Documentaries often succeed, rightly or wrongly, on the basis of how sympathetic their characters are. Each of the principals in “The Surgeon’s Cut” could be reciting an actuarial table and still be fascinating, but the things that they do explain, in clean, uncluttered fashion, are almost otherworldly. Kypros Nicolaides, the star of episode 1 (“Saving Life Before Birth,” directed by James Newton ), is based at King’s College Hospital in London, where one of his specialties is endoscopic laser surgery on fetuses suffering “twin-to-twin transfusion syndrome”: One twin is getting too little blood, which means it is not developing; the other is getting too much, which means a strain on its heart. What Dr. Nicolaides does—through a lens we get to share—is breathtaking, and nerve-racking and not always 100% successful. But the efforts are, by definition, heroic. Likewise, Dr. Nicolaides.
Directed by Lucy Blakstad, episode 2 (“Sacred Brain”) is the most overtly cinematic of the four segments and perhaps the best story: Alfredo Quiñones-Hinojosa, a neurosurgeon at the Mayo Clinic in Jacksonville, Fla., grew up in Mexicali, Mexico, within view of the U.S. border fence; as a kid he practiced climbing over it and at age 19 succeeded, only to be put in a detention center. Later, he became a migrant worker in California, took English classes, went to night school, entered the University of California, Berkeley, and later medical school. “I went from harvest to Harvard in seven years,” he says, in a way that tips us off that he’s used the line before (which only makes it more charming). What he calls the “faraway”—the place he and his friends would talk about as kids—turned out to be the human brain, which Dr. Quiñones-Hinojosa regards as a sacred space, “like the gateway to a magical temple,” and from which he excises the most intractable tumors.
The mystical aspect of the doctor’s art, rooted in his mix of Catholicism and indigenous culture, is invoked by Ms. Blakstad in several strikingly artistic moments—the doctor spinning around in the OR, for instance, and becoming a Mexican kid spinning around in an archival film. In another sequence, a truckload of migrant workers in the back of a pickup is being passed up by a camera in a car—a car that the camera then suggests is being driven by Dr. Quiñones-Hinojosa himself.

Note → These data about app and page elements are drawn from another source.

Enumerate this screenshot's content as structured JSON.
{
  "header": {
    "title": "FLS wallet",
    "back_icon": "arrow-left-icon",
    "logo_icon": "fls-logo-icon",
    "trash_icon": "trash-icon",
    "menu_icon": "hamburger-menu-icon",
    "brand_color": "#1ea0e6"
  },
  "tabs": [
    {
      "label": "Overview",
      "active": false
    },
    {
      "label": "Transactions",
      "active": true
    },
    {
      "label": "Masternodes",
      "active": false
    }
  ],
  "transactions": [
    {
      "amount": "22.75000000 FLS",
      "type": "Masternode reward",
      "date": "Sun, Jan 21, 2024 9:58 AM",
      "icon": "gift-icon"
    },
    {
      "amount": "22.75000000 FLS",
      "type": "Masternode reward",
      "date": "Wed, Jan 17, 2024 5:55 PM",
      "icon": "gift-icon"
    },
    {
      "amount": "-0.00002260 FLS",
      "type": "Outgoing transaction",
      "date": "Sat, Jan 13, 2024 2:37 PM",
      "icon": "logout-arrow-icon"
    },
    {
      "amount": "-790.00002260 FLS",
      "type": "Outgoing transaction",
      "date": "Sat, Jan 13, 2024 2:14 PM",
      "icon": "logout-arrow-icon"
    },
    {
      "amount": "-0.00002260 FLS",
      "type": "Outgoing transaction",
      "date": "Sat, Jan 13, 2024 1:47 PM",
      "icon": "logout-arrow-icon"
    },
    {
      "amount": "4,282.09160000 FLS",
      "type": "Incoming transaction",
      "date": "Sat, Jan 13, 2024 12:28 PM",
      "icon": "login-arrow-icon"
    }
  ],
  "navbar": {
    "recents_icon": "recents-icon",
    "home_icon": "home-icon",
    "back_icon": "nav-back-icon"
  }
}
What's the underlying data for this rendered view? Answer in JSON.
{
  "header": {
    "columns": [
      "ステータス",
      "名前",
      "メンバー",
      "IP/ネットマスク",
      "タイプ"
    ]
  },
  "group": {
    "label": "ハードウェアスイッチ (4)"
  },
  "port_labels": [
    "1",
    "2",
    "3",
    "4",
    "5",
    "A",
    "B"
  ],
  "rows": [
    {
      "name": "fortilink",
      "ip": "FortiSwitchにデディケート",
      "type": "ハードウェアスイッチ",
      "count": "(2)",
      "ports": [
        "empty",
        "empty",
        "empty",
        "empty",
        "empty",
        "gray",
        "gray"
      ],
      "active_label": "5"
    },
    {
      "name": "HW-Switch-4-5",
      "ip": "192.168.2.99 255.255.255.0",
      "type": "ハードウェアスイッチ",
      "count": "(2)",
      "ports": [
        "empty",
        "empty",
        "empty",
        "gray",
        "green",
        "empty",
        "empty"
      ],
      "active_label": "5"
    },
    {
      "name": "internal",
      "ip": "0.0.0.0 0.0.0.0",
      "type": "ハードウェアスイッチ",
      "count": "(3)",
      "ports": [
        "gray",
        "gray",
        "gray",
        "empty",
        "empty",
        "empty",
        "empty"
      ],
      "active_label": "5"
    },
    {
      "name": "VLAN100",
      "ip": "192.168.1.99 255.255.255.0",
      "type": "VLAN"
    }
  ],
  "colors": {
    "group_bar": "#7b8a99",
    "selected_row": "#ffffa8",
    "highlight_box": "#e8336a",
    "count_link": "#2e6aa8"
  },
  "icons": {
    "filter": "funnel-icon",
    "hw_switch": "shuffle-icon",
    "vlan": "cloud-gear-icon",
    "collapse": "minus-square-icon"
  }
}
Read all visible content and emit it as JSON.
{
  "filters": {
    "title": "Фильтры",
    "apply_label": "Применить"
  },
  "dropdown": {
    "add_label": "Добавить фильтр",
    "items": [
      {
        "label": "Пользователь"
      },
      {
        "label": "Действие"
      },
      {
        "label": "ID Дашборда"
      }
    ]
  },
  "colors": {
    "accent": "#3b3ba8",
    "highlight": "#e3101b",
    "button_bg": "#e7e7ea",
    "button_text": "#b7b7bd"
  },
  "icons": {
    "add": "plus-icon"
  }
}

The creative possibilities of nonfiction are explored by all the directors, most expressionistically by Ms. Blakstad, perhaps, but she also has the most accommodating subject. Nancy Ascher has a different kind of story: The renowned surgeon, based at the University of California, San Francisco, was the first woman] to perform a liver transplant and, as we see in her episode (“Living Donor”), does live-donor transplants of partial organs. “She’s direct,” one patient says when asked her impression of the doctor, and so she is: Dr. Ascher is endearingly no-nonsense when going about her business, or even while giving an interview (in a forgivable breach of protocol, director Sophie Robinson ends the segment just after Dr. Ascher thinks the “formal interview” is over: She relaxes in a heap of near-comic relief). She is not without a sense of humor. “For a while I thought perhaps I should be a nun,” she reminisces. “But my family was Jewish, so that wasn’t going to work out well.”
The concluding episode (“Heart & Soul,” directed by Stephen Cooter ) concernsDevi Shetty, a renowned cardiac surgeon and founder of India’s Narayana Health in Bangalore, one of the largest medical centers in the world. His surgeries on infants are nail-biters.
Fittingly, the series exhibits the kind of confidence you want in a doctor. There’s no sales pitch happening. In fact, the viewer feels privileged to be given such an intimate visit with such remarkable people. “I pretended I knew exactly what I was doing,” Dr. Nicolaides jokes to a postoperative patient, and he gets away with it because there’s never a question about what he’s about or why. The same can be said for all the subjects, and for the series itself.